State, as a number alone, how many lines of the data contain the string "INPS".

• [RECORDS FOR THE TASK]:
- - - - -

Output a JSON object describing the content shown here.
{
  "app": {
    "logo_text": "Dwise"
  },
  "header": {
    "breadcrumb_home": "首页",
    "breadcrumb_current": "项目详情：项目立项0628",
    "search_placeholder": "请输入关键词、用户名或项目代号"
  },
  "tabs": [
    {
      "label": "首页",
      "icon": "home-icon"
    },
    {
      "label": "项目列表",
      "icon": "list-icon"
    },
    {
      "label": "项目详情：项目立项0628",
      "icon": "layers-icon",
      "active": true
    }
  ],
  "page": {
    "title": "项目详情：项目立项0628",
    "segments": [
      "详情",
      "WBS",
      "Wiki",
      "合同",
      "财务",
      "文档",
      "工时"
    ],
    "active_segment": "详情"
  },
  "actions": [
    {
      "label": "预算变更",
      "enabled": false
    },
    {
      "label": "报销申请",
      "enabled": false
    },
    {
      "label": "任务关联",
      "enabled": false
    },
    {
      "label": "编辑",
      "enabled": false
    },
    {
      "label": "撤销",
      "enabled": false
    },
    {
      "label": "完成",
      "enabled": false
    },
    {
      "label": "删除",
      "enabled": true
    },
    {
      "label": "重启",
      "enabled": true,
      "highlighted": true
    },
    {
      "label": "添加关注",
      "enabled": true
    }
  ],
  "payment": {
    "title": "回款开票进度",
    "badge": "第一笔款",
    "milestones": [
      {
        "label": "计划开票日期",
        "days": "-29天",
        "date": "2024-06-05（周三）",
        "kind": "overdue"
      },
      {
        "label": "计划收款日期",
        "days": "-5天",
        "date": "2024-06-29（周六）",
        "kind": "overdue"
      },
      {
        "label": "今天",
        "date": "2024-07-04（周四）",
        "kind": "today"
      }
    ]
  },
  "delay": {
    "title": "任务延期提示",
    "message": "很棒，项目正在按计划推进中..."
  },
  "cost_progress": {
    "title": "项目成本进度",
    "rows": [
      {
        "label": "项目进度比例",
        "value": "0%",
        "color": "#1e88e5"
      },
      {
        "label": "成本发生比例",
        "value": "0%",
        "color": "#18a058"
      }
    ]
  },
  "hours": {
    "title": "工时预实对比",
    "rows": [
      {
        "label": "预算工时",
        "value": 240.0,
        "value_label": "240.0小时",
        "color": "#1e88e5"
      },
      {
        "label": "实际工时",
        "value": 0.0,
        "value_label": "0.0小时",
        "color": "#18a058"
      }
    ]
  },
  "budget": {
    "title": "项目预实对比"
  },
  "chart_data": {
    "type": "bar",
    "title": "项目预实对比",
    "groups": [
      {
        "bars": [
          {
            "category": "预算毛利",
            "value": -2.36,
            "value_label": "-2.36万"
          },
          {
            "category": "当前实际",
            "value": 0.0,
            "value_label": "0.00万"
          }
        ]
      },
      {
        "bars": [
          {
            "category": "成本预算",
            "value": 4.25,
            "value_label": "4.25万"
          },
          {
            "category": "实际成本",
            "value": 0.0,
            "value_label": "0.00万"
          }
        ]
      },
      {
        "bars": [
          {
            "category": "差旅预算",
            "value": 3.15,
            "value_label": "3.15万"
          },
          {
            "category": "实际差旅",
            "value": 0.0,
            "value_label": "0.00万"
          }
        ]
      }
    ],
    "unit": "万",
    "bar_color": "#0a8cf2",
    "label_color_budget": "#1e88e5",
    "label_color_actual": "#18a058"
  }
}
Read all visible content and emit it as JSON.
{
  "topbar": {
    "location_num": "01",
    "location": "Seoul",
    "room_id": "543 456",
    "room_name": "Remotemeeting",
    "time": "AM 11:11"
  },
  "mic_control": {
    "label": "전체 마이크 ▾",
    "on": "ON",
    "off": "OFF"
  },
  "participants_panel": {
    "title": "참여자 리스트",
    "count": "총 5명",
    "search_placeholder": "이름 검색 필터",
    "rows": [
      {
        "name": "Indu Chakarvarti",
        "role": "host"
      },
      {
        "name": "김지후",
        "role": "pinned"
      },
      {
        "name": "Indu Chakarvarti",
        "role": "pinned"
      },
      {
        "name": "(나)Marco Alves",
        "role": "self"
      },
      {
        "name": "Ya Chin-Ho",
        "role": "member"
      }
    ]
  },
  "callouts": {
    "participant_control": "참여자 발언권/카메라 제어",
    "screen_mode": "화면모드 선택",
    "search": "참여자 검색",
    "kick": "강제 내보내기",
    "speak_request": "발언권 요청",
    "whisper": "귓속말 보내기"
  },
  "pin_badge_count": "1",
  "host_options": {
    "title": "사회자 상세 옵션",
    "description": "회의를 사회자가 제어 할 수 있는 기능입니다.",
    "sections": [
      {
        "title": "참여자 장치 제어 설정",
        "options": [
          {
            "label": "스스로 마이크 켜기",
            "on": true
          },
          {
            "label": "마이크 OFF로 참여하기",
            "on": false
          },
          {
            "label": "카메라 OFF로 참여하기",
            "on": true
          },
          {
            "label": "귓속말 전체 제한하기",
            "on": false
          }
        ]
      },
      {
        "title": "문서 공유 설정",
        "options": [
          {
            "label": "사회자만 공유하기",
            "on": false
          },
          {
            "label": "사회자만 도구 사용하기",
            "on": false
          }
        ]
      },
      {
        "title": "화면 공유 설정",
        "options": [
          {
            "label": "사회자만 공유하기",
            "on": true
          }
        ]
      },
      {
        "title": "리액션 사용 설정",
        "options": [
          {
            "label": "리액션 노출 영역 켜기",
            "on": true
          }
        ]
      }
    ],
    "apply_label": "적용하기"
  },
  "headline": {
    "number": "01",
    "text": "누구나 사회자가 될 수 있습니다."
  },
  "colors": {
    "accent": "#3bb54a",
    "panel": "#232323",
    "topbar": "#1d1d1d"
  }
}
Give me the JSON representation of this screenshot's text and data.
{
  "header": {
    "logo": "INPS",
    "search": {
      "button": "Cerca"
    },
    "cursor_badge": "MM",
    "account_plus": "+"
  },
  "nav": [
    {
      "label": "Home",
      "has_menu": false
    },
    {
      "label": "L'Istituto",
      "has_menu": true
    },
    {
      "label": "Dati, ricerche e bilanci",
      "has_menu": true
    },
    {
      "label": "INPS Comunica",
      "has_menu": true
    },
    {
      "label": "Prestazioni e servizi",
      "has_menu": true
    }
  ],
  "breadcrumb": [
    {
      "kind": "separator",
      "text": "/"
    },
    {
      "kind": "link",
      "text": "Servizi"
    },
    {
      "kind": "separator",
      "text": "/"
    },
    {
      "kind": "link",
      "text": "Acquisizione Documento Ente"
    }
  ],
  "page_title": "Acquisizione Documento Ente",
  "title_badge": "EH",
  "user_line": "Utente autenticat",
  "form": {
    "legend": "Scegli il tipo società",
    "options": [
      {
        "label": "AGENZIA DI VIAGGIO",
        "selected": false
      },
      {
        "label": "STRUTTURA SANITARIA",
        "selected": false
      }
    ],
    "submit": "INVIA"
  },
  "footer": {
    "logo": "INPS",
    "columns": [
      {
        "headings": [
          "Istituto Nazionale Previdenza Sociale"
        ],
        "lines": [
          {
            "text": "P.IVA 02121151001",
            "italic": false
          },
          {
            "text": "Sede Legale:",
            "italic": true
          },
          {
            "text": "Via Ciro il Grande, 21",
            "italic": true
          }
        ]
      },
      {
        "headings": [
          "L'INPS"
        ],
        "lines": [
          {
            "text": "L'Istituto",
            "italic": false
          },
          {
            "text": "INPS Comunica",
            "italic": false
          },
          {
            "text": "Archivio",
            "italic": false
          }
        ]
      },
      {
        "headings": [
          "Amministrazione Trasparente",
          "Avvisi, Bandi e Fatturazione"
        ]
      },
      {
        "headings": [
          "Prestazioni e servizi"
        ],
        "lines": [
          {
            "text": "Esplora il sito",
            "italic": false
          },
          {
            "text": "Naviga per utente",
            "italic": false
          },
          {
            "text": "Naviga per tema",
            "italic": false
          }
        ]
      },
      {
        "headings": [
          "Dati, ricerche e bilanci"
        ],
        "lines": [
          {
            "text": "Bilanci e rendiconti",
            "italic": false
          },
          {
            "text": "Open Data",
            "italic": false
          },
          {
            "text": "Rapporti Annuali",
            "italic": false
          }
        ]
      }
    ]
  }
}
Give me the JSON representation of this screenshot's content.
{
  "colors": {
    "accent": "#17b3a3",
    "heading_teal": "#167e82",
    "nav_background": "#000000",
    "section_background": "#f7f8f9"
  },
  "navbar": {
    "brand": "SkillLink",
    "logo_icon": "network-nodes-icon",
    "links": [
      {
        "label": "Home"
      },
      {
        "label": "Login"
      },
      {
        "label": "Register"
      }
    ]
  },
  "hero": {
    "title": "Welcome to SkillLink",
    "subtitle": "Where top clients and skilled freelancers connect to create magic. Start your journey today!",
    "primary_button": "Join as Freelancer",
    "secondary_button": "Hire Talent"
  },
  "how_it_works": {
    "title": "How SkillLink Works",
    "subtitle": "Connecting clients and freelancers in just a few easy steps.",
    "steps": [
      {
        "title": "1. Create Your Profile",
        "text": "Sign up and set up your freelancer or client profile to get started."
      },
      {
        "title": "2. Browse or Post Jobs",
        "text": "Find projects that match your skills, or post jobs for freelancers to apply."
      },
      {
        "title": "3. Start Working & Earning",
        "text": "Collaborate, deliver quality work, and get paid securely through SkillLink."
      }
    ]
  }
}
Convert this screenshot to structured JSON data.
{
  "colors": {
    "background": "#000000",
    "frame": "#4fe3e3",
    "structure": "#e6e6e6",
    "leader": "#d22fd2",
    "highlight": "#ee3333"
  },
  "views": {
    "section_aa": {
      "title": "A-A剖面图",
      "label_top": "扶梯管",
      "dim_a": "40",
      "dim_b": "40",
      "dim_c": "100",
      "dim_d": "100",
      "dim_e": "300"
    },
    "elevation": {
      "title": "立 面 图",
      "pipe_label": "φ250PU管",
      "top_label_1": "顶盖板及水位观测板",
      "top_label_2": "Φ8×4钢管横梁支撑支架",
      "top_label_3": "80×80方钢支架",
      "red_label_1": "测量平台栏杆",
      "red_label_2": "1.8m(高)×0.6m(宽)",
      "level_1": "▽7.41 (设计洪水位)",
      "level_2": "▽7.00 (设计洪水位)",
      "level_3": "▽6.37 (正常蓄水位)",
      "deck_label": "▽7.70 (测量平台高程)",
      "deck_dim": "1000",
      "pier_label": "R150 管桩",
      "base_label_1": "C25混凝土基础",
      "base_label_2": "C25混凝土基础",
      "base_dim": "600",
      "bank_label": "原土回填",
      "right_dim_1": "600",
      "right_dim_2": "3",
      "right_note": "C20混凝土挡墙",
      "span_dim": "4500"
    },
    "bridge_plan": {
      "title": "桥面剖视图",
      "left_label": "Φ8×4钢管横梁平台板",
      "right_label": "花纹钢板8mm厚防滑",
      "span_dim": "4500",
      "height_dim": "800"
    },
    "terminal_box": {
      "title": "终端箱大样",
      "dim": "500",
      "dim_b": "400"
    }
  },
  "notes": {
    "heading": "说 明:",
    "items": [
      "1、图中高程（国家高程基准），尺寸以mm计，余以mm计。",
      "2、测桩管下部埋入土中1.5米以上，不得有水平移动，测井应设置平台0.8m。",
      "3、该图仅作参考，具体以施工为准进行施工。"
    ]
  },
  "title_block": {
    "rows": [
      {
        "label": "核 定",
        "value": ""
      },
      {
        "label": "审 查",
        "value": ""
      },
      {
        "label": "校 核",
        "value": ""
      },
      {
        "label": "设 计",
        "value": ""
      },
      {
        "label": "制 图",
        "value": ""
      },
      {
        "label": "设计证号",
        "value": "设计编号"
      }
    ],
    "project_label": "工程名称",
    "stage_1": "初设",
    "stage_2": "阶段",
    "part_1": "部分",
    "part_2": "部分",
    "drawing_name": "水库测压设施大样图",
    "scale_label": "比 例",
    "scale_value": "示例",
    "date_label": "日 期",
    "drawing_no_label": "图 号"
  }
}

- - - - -

• [WRITTEN ANSWER]:
5